Figure 2: Lebanon’s public electricity company collects payments for only 60% of generated electricity

Third, Lebanon has paid interest on debt during the last 25 years almost equal to the size of the debt itself. As the government was not able to finance all its spending since the 1990s, it has borrowed money from lenders, at an interest of course. As a result, interest payments on Lebanon’s debt between 1992 and 2016 were registered at $69 billion with a debt of $75 billion6.  In fact, if the government wasn’t paying interest, it would currently run a surplus since the early 2000s – meaning that its revenues would have been enough to finance its spending. Hence, the Lebanese government is trapped in a vicious circle of having to borrow money to repay interest payments on previous debt.  

So little left to spend on necessary expenditure

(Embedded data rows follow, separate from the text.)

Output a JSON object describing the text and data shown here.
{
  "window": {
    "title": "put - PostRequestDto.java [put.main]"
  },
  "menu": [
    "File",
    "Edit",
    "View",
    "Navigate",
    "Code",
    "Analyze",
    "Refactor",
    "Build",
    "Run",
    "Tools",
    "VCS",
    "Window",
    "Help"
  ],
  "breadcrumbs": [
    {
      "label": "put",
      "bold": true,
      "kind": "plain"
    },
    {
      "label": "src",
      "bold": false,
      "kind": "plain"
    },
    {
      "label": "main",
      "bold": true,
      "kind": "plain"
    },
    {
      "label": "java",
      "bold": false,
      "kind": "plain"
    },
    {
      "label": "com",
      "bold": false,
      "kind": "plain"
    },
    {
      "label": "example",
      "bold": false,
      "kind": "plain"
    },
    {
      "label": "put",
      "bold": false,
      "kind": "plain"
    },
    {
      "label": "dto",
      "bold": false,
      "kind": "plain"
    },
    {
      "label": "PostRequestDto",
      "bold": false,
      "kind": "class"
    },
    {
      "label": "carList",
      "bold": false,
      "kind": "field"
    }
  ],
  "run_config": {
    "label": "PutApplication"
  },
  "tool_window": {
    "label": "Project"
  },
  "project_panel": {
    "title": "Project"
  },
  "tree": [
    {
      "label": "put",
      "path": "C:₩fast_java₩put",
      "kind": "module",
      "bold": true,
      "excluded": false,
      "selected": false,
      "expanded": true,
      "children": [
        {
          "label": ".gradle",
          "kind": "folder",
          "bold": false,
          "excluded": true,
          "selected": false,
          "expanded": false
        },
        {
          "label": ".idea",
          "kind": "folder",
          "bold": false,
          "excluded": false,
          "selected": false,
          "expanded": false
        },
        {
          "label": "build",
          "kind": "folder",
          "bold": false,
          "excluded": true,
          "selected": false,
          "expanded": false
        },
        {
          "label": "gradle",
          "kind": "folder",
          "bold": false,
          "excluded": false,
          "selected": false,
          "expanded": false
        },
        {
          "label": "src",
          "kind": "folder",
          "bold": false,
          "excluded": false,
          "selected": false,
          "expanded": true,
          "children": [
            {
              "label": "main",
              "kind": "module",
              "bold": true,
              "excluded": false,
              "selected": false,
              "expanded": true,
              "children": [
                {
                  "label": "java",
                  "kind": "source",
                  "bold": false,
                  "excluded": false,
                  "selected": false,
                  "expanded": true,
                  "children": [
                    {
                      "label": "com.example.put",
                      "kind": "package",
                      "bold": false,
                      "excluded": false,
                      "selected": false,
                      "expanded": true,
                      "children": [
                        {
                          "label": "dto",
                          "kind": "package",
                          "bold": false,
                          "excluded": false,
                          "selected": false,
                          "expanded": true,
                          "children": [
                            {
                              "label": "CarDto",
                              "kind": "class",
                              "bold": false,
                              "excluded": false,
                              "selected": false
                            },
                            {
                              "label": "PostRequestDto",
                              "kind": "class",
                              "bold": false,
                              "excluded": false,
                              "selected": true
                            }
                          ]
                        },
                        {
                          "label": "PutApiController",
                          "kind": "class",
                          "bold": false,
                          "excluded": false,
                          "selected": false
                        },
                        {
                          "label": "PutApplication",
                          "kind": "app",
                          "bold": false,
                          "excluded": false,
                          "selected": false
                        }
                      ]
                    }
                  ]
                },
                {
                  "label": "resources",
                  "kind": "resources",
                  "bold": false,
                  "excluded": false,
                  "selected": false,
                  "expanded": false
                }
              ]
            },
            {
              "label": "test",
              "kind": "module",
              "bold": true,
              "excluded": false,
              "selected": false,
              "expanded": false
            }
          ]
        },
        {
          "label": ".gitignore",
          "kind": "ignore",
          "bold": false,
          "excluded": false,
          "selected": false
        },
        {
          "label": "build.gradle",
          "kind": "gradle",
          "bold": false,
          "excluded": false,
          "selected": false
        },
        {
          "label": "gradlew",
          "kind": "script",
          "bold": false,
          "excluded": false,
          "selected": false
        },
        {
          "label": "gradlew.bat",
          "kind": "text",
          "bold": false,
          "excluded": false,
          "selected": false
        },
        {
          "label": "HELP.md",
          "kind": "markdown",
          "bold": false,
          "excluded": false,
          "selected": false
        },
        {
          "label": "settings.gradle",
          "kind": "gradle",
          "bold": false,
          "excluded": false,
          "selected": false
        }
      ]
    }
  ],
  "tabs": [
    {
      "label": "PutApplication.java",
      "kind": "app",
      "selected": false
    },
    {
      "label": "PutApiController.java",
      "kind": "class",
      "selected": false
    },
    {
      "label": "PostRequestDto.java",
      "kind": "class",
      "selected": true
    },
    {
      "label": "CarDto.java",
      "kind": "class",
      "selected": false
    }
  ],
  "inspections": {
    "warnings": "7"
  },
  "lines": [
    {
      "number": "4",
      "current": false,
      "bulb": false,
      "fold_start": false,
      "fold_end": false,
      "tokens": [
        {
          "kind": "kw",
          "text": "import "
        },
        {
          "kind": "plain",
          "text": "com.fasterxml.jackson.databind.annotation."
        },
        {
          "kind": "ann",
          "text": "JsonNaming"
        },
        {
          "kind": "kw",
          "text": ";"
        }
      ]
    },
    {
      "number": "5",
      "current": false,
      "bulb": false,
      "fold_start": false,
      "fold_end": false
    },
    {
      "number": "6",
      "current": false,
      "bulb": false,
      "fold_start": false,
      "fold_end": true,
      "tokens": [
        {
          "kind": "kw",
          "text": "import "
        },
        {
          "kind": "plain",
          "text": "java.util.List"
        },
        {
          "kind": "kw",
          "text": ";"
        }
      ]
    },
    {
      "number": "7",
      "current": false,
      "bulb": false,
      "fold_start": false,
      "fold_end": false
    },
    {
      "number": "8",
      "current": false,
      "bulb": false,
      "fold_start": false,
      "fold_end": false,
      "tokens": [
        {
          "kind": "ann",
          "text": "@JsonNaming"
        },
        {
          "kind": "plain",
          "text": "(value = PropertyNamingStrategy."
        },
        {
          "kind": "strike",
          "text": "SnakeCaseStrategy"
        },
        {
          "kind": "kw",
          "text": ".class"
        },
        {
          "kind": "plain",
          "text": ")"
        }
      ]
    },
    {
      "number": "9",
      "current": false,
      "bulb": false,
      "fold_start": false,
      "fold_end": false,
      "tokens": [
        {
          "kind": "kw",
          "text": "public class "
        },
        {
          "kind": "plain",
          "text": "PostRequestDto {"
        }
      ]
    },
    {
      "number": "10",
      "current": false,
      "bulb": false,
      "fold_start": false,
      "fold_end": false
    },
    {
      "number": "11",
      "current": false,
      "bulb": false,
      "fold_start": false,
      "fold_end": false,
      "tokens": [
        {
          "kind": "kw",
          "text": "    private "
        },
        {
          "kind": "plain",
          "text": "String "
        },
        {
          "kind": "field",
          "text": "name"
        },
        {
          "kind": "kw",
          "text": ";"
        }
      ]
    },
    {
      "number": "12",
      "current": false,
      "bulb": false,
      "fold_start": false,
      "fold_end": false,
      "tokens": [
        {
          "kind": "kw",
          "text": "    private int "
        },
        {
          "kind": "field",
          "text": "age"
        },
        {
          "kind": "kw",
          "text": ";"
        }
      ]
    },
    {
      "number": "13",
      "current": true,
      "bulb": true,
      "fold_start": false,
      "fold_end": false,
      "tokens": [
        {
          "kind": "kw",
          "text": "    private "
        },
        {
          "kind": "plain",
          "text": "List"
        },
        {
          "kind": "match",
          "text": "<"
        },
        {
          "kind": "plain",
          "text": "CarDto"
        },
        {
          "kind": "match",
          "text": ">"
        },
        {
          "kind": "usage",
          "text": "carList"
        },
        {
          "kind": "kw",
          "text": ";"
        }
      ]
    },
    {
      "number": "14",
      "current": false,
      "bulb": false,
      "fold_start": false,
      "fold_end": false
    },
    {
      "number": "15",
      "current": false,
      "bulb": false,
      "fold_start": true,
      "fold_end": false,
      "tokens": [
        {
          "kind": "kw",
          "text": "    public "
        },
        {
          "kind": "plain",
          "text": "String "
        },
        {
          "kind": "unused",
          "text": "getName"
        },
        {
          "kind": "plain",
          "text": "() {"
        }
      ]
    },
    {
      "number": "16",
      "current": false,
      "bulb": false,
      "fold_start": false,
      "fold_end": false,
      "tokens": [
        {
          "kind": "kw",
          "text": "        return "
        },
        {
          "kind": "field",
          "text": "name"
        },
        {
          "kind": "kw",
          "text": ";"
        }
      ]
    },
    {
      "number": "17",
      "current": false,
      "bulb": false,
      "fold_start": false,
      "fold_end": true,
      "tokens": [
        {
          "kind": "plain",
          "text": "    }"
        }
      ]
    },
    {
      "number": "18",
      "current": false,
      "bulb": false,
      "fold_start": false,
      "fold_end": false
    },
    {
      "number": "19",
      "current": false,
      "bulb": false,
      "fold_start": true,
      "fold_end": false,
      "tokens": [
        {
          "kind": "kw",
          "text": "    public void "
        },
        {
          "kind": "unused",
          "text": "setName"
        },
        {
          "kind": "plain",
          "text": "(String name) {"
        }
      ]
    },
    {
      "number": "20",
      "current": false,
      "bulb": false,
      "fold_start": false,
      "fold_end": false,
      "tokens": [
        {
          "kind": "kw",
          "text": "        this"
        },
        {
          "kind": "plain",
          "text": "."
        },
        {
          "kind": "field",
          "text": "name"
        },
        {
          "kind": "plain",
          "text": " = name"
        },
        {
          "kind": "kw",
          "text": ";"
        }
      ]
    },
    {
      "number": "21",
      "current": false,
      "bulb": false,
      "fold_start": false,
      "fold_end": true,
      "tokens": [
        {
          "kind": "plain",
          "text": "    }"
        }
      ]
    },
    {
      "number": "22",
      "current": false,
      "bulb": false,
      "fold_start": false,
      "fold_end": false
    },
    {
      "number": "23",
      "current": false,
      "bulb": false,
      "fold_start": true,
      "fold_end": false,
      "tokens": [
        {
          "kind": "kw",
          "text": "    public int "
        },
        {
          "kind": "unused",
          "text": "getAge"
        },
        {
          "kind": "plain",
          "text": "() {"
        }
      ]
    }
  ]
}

The high cost of debt has decreased the government’s available revenues. The World Bank estimates the cost of debt to be consuming nearly 50% of the government’s revenues7. With half  the government spending allocated to interest payments, less room is left for other necessary expenditures like public sector wages (21% of total expenditure), social benefits (17%), subsidies (10%), or public infrastructure (4%)8. The vast majority of governments in the world have to spend a lower share of their budget paying their lenders, even if some of them have also accumulated large debts. For example, interest payments constitute 5% of the government’s expenditure in the European Union, 7% in Turkey, 10% in the United States, 13% in Jordan and 30% in Egypt9.

Figure 3: Lebanese government’s expenditure items: Interest payments, subsidies, and public infrastructure.

Despite the slow economic growth, discover how the Lebanese government still manages to continue borrowing in this high risk environment.  


1 Credit Libanais. 2016. Dissecting the Lebanese Public Debt: Debt Dynamics & Reform Measures.

2 WEF. 2016. Competitiveness Rankings.  

3 Credit Libanais. 2016. Dissecting the Lebanese Public Debt: Debt Dynamics & Reform Measures.

4 World Bank. 2015. Lebanon Systematic Country Diagnostic.

5 World Bank. 2015. Lebanon Economic Monitor: The Economy of New Drivers and Old Drags, Spring.  

6 IMF. 2017. World Economic Outlook Database.

7 World Bank. 2016. Lebanon Economic Monitor: A Geo-Economy of Risks and Reward.

8 IMF. 2017. GFS database; IMF. 2017. Lebanon Article IV.

9 IMF. 2016. Government Finance Statistics Yearbook; Eurostat. 2017. GFS; IMF. 2017. Lebanon Article IV.